    • Moving nodes like zero, conversion, or parity cause their status values to instantly change (they are just stored in the NICE program). When the zero node's status changes, it advertised the change to client and propagates the status change to the softPosition node.
    • Warning: If rawPosition changes, outside of NICE (for example moving a motor on VIPER directly), NICE will not know! This can lead to inconsistency/confusion and we do not recommend doing it.

      • You can force NICE to update by using the read command.

      • NICE will automatically poll the position, in the background, at a configurable rate, so if you wait long enough it will know you did this.

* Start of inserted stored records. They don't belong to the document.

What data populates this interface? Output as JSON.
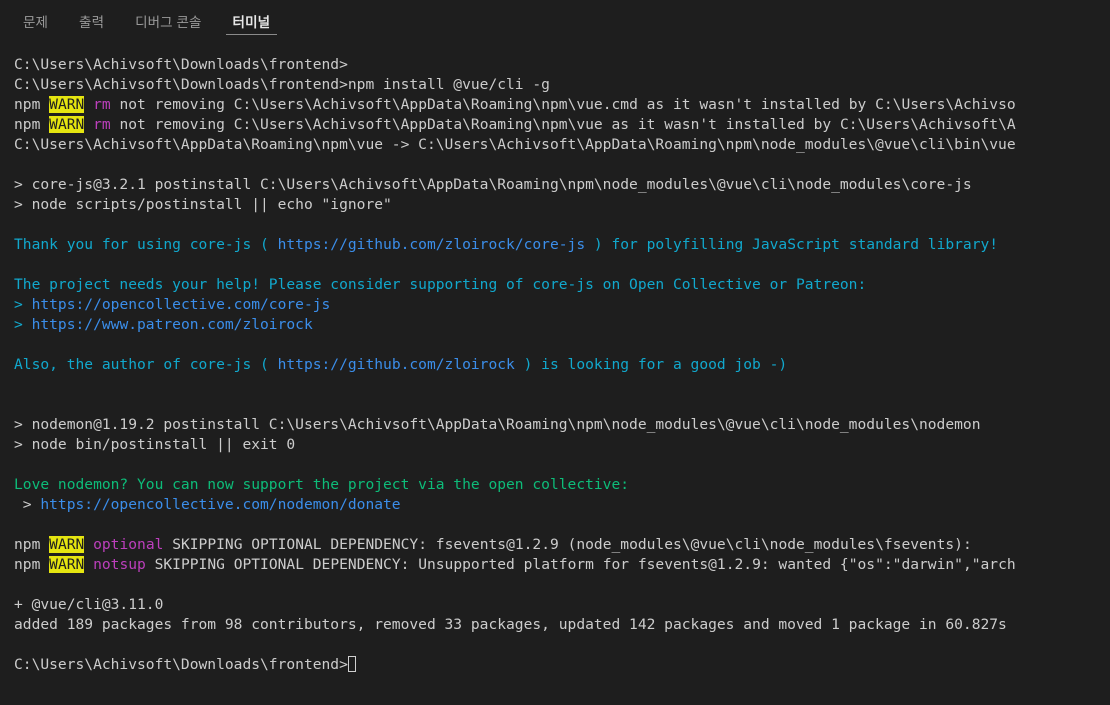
{
  "panel": {
    "tabs": [
      {
        "label": "문제",
        "active": false
      },
      {
        "label": "출력",
        "active": false
      },
      {
        "label": "디버그 콘솔",
        "active": false
      },
      {
        "label": "터미널",
        "active": true
      }
    ]
  },
  "colors": {
    "background": "#1e1e1e",
    "foreground": "#cccccc",
    "cyan": "#11a8cd",
    "blue": "#3b8eea",
    "green": "#0dbc79",
    "magenta": "#bc3fbc",
    "warn_background": "#e5e510",
    "warn_foreground": "#1e1e1e",
    "tab_active": "#e7e7e7",
    "tab_inactive": "#9a9a9a"
  },
  "terminal": {
    "prompt": "C:\\Users\\Achivsoft\\Downloads\\frontend>",
    "command": "npm install @vue/cli -g",
    "cursor": "block-outline",
    "lines": [
      {
        "id": "l00",
        "type": "blank"
      },
      {
        "id": "l01",
        "segments": [
          {
            "text": "C:\\Users\\Achivsoft\\Downloads\\frontend>",
            "style": "default"
          }
        ]
      },
      {
        "id": "l02",
        "segments": [
          {
            "text": "C:\\Users\\Achivsoft\\Downloads\\frontend>npm install @vue/cli -g",
            "style": "default"
          }
        ]
      },
      {
        "id": "l03",
        "segments": [
          {
            "text": "npm ",
            "style": "default"
          },
          {
            "text": "WARN",
            "style": "warn"
          },
          {
            "text": " ",
            "style": "default"
          },
          {
            "text": "rm",
            "style": "magenta"
          },
          {
            "text": " not removing C:\\Users\\Achivsoft\\AppData\\Roaming\\npm\\vue.cmd as it wasn't installed by C:\\Users\\Achivso",
            "style": "default"
          }
        ]
      },
      {
        "id": "l04",
        "segments": [
          {
            "text": "npm ",
            "style": "default"
          },
          {
            "text": "WARN",
            "style": "warn"
          },
          {
            "text": " ",
            "style": "default"
          },
          {
            "text": "rm",
            "style": "magenta"
          },
          {
            "text": " not removing C:\\Users\\Achivsoft\\AppData\\Roaming\\npm\\vue as it wasn't installed by C:\\Users\\Achivsoft\\A",
            "style": "default"
          }
        ]
      },
      {
        "id": "l05",
        "segments": [
          {
            "text": "C:\\Users\\Achivsoft\\AppData\\Roaming\\npm\\vue -> C:\\Users\\Achivsoft\\AppData\\Roaming\\npm\\node_modules\\@vue\\cli\\bin\\vue",
            "style": "default"
          }
        ]
      },
      {
        "id": "l06",
        "type": "blank"
      },
      {
        "id": "l07",
        "segments": [
          {
            "text": "> core-js@3.2.1 postinstall C:\\Users\\Achivsoft\\AppData\\Roaming\\npm\\node_modules\\@vue\\cli\\node_modules\\core-js",
            "style": "default"
          }
        ]
      },
      {
        "id": "l08",
        "segments": [
          {
            "text": "> node scripts/postinstall || echo \"ignore\"",
            "style": "default"
          }
        ]
      },
      {
        "id": "l09",
        "type": "blank"
      },
      {
        "id": "l10",
        "segments": [
          {
            "text": "Thank you for using core-js ( ",
            "style": "cyan"
          },
          {
            "text": "https://github.com/zloirock/core-js",
            "style": "blue"
          },
          {
            "text": " ) for polyfilling JavaScript standard library!",
            "style": "cyan"
          }
        ]
      },
      {
        "id": "l11",
        "type": "blank"
      },
      {
        "id": "l12",
        "segments": [
          {
            "text": "The project needs your help! Please consider supporting of core-js on Open Collective or Patreon:",
            "style": "cyan"
          }
        ]
      },
      {
        "id": "l13",
        "segments": [
          {
            "text": "> ",
            "style": "cyan"
          },
          {
            "text": "https://opencollective.com/core-js",
            "style": "blue"
          }
        ]
      },
      {
        "id": "l14",
        "segments": [
          {
            "text": "> ",
            "style": "cyan"
          },
          {
            "text": "https://www.patreon.com/zloirock",
            "style": "blue"
          }
        ]
      },
      {
        "id": "l15",
        "type": "blank"
      },
      {
        "id": "l16",
        "segments": [
          {
            "text": "Also, the author of core-js ( ",
            "style": "cyan"
          },
          {
            "text": "https://github.com/zloirock",
            "style": "blue"
          },
          {
            "text": " ) is looking for a good job -)",
            "style": "cyan"
          }
        ]
      },
      {
        "id": "l17",
        "type": "blank"
      },
      {
        "id": "l18",
        "type": "blank"
      },
      {
        "id": "l19",
        "segments": [
          {
            "text": "> nodemon@1.19.2 postinstall C:\\Users\\Achivsoft\\AppData\\Roaming\\npm\\node_modules\\@vue\\cli\\node_modules\\nodemon",
            "style": "default"
          }
        ]
      },
      {
        "id": "l20",
        "segments": [
          {
            "text": "> node bin/postinstall || exit 0",
            "style": "default"
          }
        ]
      },
      {
        "id": "l21",
        "type": "blank"
      },
      {
        "id": "l22",
        "segments": [
          {
            "text": "Love nodemon? You can now support the project via the open collective:",
            "style": "green"
          }
        ]
      },
      {
        "id": "l23",
        "segments": [
          {
            "text": " > ",
            "style": "default"
          },
          {
            "text": "https://opencollective.com/nodemon/donate",
            "style": "blue"
          }
        ]
      },
      {
        "id": "l24",
        "type": "blank"
      },
      {
        "id": "l25",
        "segments": [
          {
            "text": "npm ",
            "style": "default"
          },
          {
            "text": "WARN",
            "style": "warn"
          },
          {
            "text": " ",
            "style": "default"
          },
          {
            "text": "optional",
            "style": "magenta"
          },
          {
            "text": " SKIPPING OPTIONAL DEPENDENCY: fsevents@1.2.9 (node_modules\\@vue\\cli\\node_modules\\fsevents):",
            "style": "default"
          }
        ]
      },
      {
        "id": "l26",
        "segments": [
          {
            "text": "npm ",
            "style": "default"
          },
          {
            "text": "WARN",
            "style": "warn"
          },
          {
            "text": " ",
            "style": "default"
          },
          {
            "text": "notsup",
            "style": "magenta"
          },
          {
            "text": " SKIPPING OPTIONAL DEPENDENCY: Unsupported platform for fsevents@1.2.9: wanted {\"os\":\"darwin\",\"arch",
            "style": "default"
          }
        ]
      },
      {
        "id": "l27",
        "type": "blank"
      },
      {
        "id": "l28",
        "segments": [
          {
            "text": "+ @vue/cli@3.11.0",
            "style": "default"
          }
        ]
      },
      {
        "id": "l29",
        "segments": [
          {
            "text": "added 189 packages from 98 contributors, removed 33 packages, updated 142 packages and moved 1 package in 60.827s",
            "style": "default"
          }
        ]
      },
      {
        "id": "l30",
        "type": "blank"
      },
      {
        "id": "l31",
        "type": "prompt",
        "segments": [
          {
            "text": "C:\\Users\\Achivsoft\\Downloads\\frontend>",
            "style": "default"
          }
        ]
      }
    ]
  }
}
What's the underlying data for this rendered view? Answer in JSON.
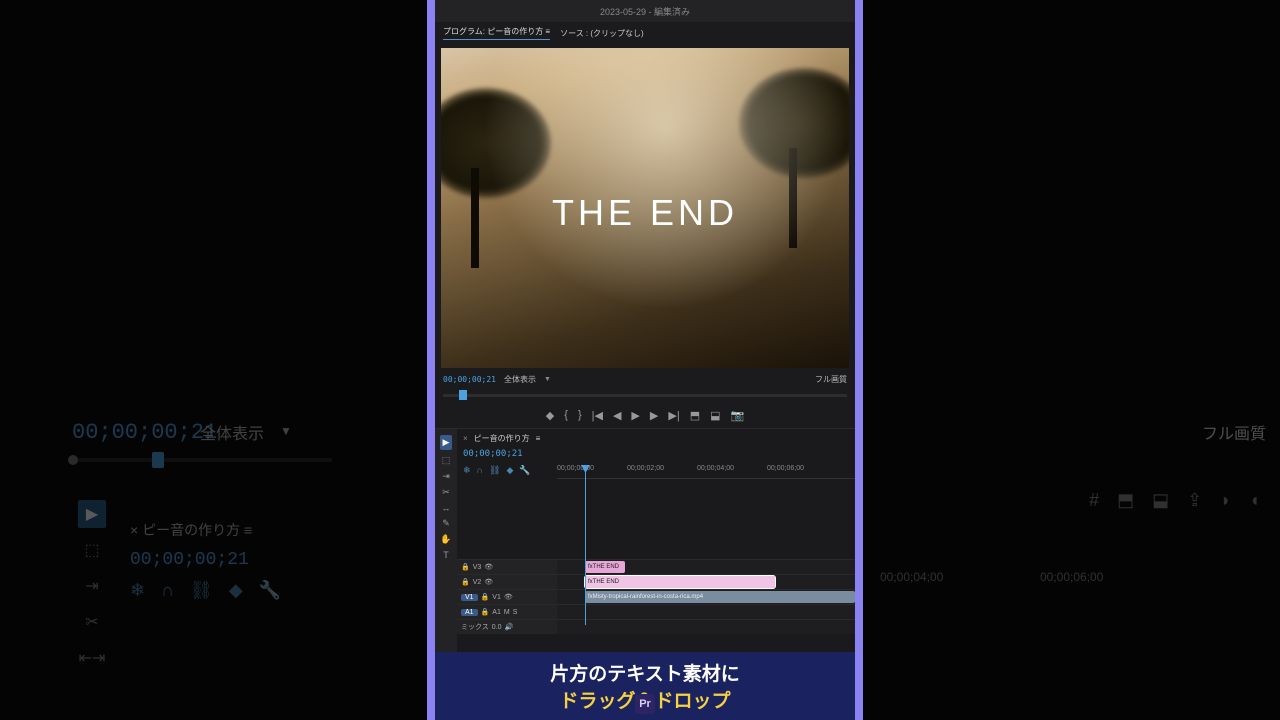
{
  "bg": {
    "timecode": "00;00;00;21",
    "zoom_label": "全体表示",
    "full_quality": "フル画質",
    "seq_tab": "×  ピー音の作り方  ≡",
    "ruler": {
      "t1": "00;00;04;00",
      "t2": "00;00;06;00"
    }
  },
  "app": {
    "title": "2023-05-29 - 編集済み",
    "program_tab": "プログラム: ピー音の作り方  ≡",
    "source_tab": "ソース : (クリップなし)",
    "overlay_text": "THE END",
    "timecode": "00;00;00;21",
    "zoom_label": "全体表示",
    "full_quality": "フル画質"
  },
  "timeline": {
    "seq_name": "ピー音の作り方",
    "timecode": "00;00;00;21",
    "ruler": {
      "r0": "00;00;00;00",
      "r1": "00;00;02;00",
      "r2": "00;00;04;00",
      "r3": "00;00;06;00"
    },
    "tracks": {
      "v3": "V3",
      "v2": "V2",
      "v1": "V1",
      "a1": "A1",
      "mix": "ミックス"
    },
    "clips": {
      "text1": "THE END",
      "text2": "THE END",
      "video": "Misty-tropical-rainforest-in-costa-rica.mp4"
    },
    "mix_val": "0.0"
  },
  "caption": {
    "line1": "片方のテキスト素材に",
    "line2": "ドラッグ＆ドロップ",
    "logo": "Pr"
  }
}
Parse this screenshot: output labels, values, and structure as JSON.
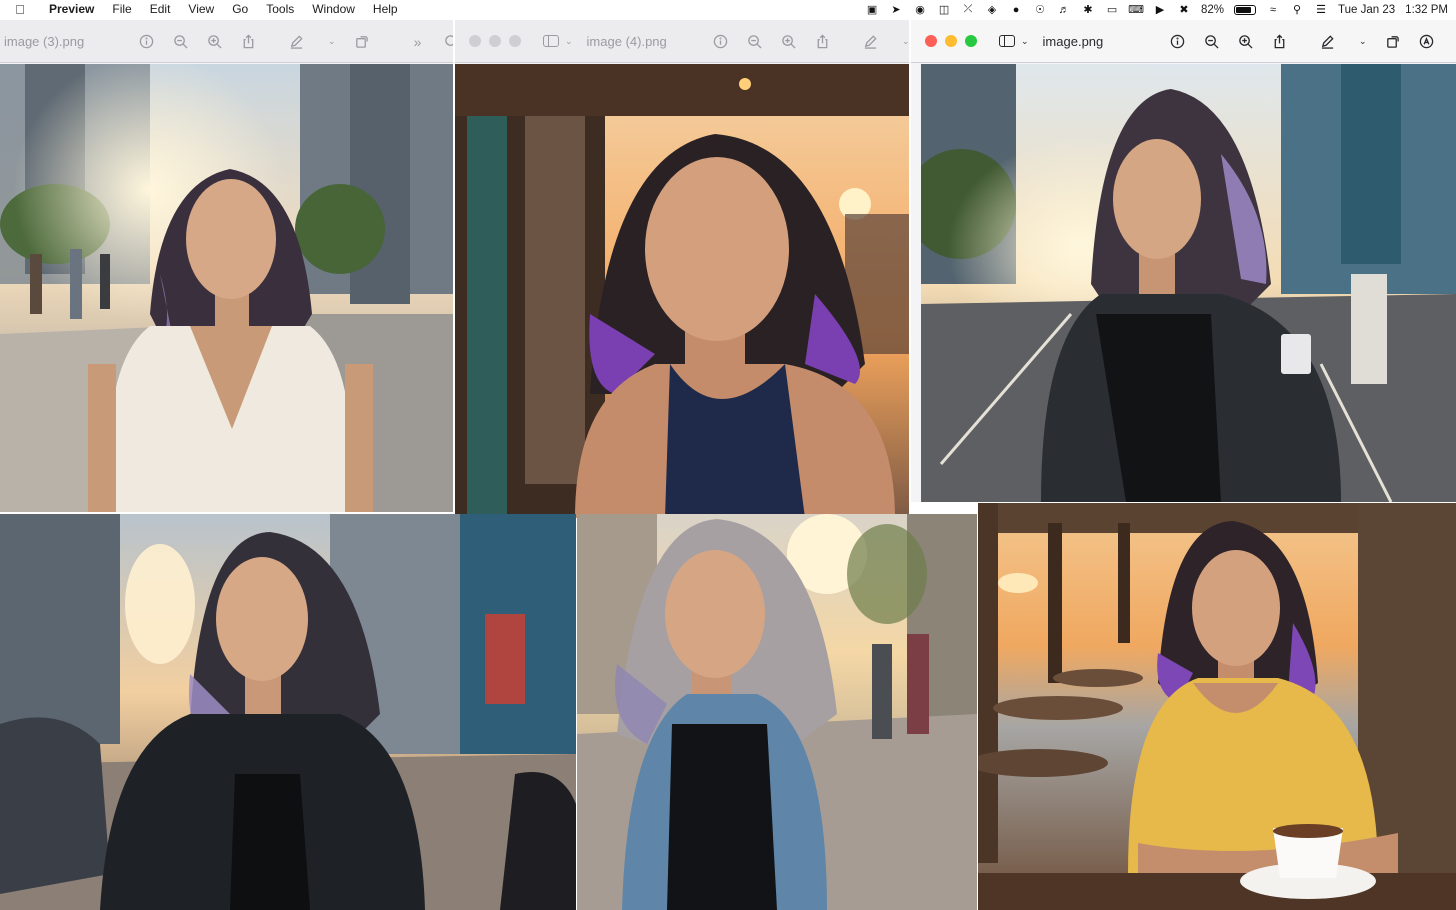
{
  "menubar": {
    "app_name": "Preview",
    "menus": [
      "File",
      "Edit",
      "View",
      "Go",
      "Tools",
      "Window",
      "Help"
    ],
    "battery_percent": "82%",
    "battery_level": 0.82,
    "date": "Tue Jan 23",
    "time": "1:32 PM"
  },
  "windows": [
    {
      "title": "image (3).png",
      "active": false
    },
    {
      "title": "image (4).png",
      "active": false
    },
    {
      "title": "image.png",
      "active": true
    }
  ],
  "icons": {
    "info": "info-icon",
    "zoom_out": "zoom-out-icon",
    "zoom_in": "zoom-in-icon",
    "share": "share-icon",
    "markup": "markup-pen-icon",
    "rotate": "rotate-icon",
    "annotate": "annotate-icon",
    "more": "more-chevrons-icon",
    "search": "search-icon"
  },
  "photos": [
    {
      "scene": "city street at sunset",
      "outfit": "white lace dress",
      "outfit_color": "#efe9df"
    },
    {
      "scene": "wooden cafe at sunset",
      "outfit": "navy tank top",
      "outfit_color": "#1f2a4a"
    },
    {
      "scene": "city road at sunset",
      "outfit": "black jacket",
      "outfit_color": "#2a2e33"
    },
    {
      "scene": "city street at sunset",
      "outfit": "black leather jacket",
      "outfit_color": "#1e2126"
    },
    {
      "scene": "sidewalk at sunset",
      "outfit": "denim jacket",
      "outfit_color": "#5f86a8"
    },
    {
      "scene": "beach cafe at sunset",
      "outfit": "yellow t-shirt",
      "outfit_color": "#e7b84a"
    }
  ]
}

  • Limit nodes are used to place constraints on motor's movement through NICE. There are two different types of limit nodes: soft, and raw; for each type there is an upper and lower node.
  • A motor’s rawLowerLimit and rawUpperLimit nodes hold the minimum and maximum values, to which, the rawPosition node can be moved.
  • As a convenience a motor also has a softLowerLimit and softUpperLimit nodes.
    • These are derived from the raw limits and show the range, through which, the softPosition can moved.
    • Moving soft limits indirectly moves raw limits, based on the current value of the zero, parity and conversion nodes. This works identically, to how moving softPosition, indirectly moves rawPosition.
    • The consequence of this scheme is that once limits are set, changes to zero, parity and conversion, WILL NOT change the physical range of motion of a motor, however they will change the status values for softLowerLimit and softUpperLimit.
  • A motor's posLimitState and negLimitState are boolean (true/false) values representing whether a motor has hit a physical limit on the track. Confusingly, these are referred to as "hard limits". They have nothing to do with hardPosition!


Created March 21, 2019, Updated December 19, 2019